● Malta one of just four EU states to have ratified accord
The 28-member European Union could make a decision on signing the Paris agreement on climate change with a meeting of environment ministers on 30 September followed by a 4 October vote at the European Parliament.
So far Austria, France, Hungary and Malta are the only EU members to have ratified the accord on their own.
France’s environment minister this week voiced optimism that the Paris global accord on fighting climate change will come into force by November.
Segolene Royal, who is president of the so-called COP21 conference behind last year’s far-reaching agreement in Paris, said the goal was to put it in place before the next meeting opens on 7 November in Marrakesh, Morocco.
The annual United Nations General Assembly was expected to place the deal in focus over negotiations yesterday.
The agreement asks all countries to develop plans to keep the planet from warming more than two degrees Celsius (3.6 Fahrenheit) above pre-industrial levels to avoid the worst effects of climate change.
To take effect, at least 55 countries that make up 55 per cent of global greenhouse-gas emissions must formally enter the agreement.
The Paris accord received a major boost earlier this month when China and the United States – the two top emitters – both committed to it during a summit.
A total of 28 parties that account for 39 per cent of emissions have so far ratified the Paris accord, according to the UN Framework Convention on Climate Change.
Around 10 countries have made preparations to submit their ratification Wednesday including Argentina, Brazil, Mexico, Morocco and Ukraine, which would bring the level to 50 per cent.
Royal hoped that India would ratify the agreement next month. The European Union, which accounts for a little more than 12 per cent of emissions, could then seal it.
In all, 30 more countries are expected to formally join the Paris Agreement on climate change this week, greatly improving the pact’s chances of coming into force just a year after it was negotiated in the French capital, the United Nations said.
More than 170 world leaders have signed the deal, but it won’t take effect until 55 countries accounting for at least 55 per cent of global emissions have ratified or accepted it through their domestic procedures.
That was initially expected to take several years, but 28 countries accounting for 39 per cent of emissions including the world’s two biggest emitters, the United States and China, have already ratified the deal.
The 30 ratifications expected to be handed to UN Secretary-General Ban Ki-moon at a special event at the UN headquarters in New York yesterday would bring the total to 58 countries — but many are small and their total emissions likely won’t reach the required 55 per cent.
Brazil, Mexico and Argentina are the largest emitters on the list announced late Tuesday by the United Nations.
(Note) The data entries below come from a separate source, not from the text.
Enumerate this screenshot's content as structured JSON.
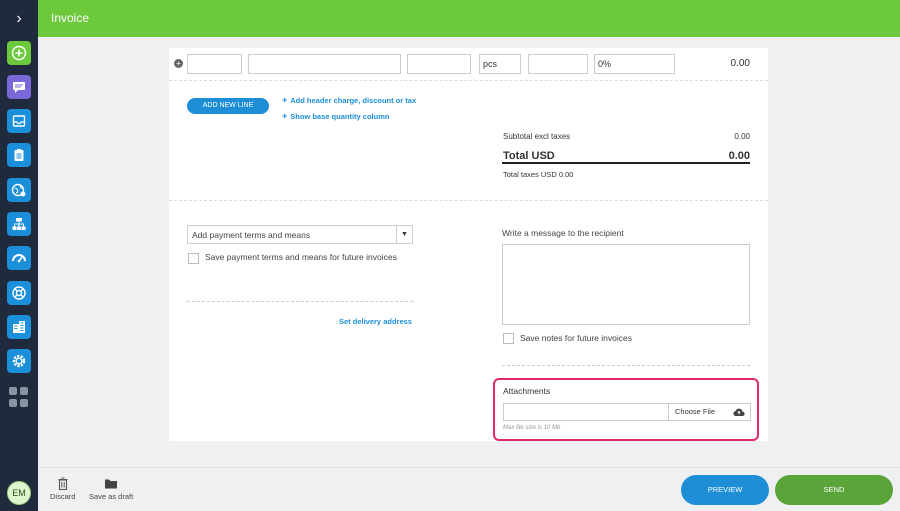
{
  "header": {
    "title": "Invoice"
  },
  "sidebar": {
    "toggle_glyph": "›",
    "avatar_initials": "EM",
    "icons": [
      "plus-icon",
      "chat-icon",
      "inbox-icon",
      "clipboard-icon",
      "globe-icon",
      "sitemap-icon",
      "dashboard-icon",
      "support-icon",
      "building-icon",
      "settings-icon",
      "apps-grid-icon"
    ]
  },
  "line_item": {
    "add_glyph": "+",
    "unit": "pcs",
    "tax": "0%",
    "total": "0.00"
  },
  "actions": {
    "add_new_line": "ADD NEW LINE",
    "add_header_charge": "Add header charge, discount or tax",
    "show_base_quantity": "Show base quantity column",
    "link_glyph": "+"
  },
  "totals": {
    "subtotal_label": "Subtotal excl taxes",
    "subtotal_value": "0.00",
    "total_label": "Total USD",
    "total_value": "0.00",
    "taxes_label": "Total taxes USD 0.00"
  },
  "payment": {
    "select_placeholder": "Add payment terms and means",
    "select_caret": "▼",
    "save_terms_label": "Save payment terms and means for future invoices",
    "delivery_link": "Set delivery address"
  },
  "message": {
    "label": "Write a message to the recipient",
    "save_notes_label": "Save notes for future invoices"
  },
  "attachments": {
    "label": "Attachments",
    "choose_file": "Choose File",
    "hint": "Max file size is 10 Mb"
  },
  "footer": {
    "discard": "Discard",
    "save_draft": "Save as draft",
    "preview": "PREVIEW",
    "send": "SEND"
  },
  "colors": {
    "header": "#6cc93b",
    "sidebar": "#1f2a3d",
    "link": "#1e8fd6",
    "send": "#5aa43a",
    "highlight": "#e0286e"
  }
}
But the 30 countries will only bring the emissions total to 47 per cent.
At least half a dozen small island nations including Papua New Guinea, Tonga and Kiribati are expected to ratify along with several countries from Central America, Africa, Asia and one from the Mideast — the United Arab Emirates.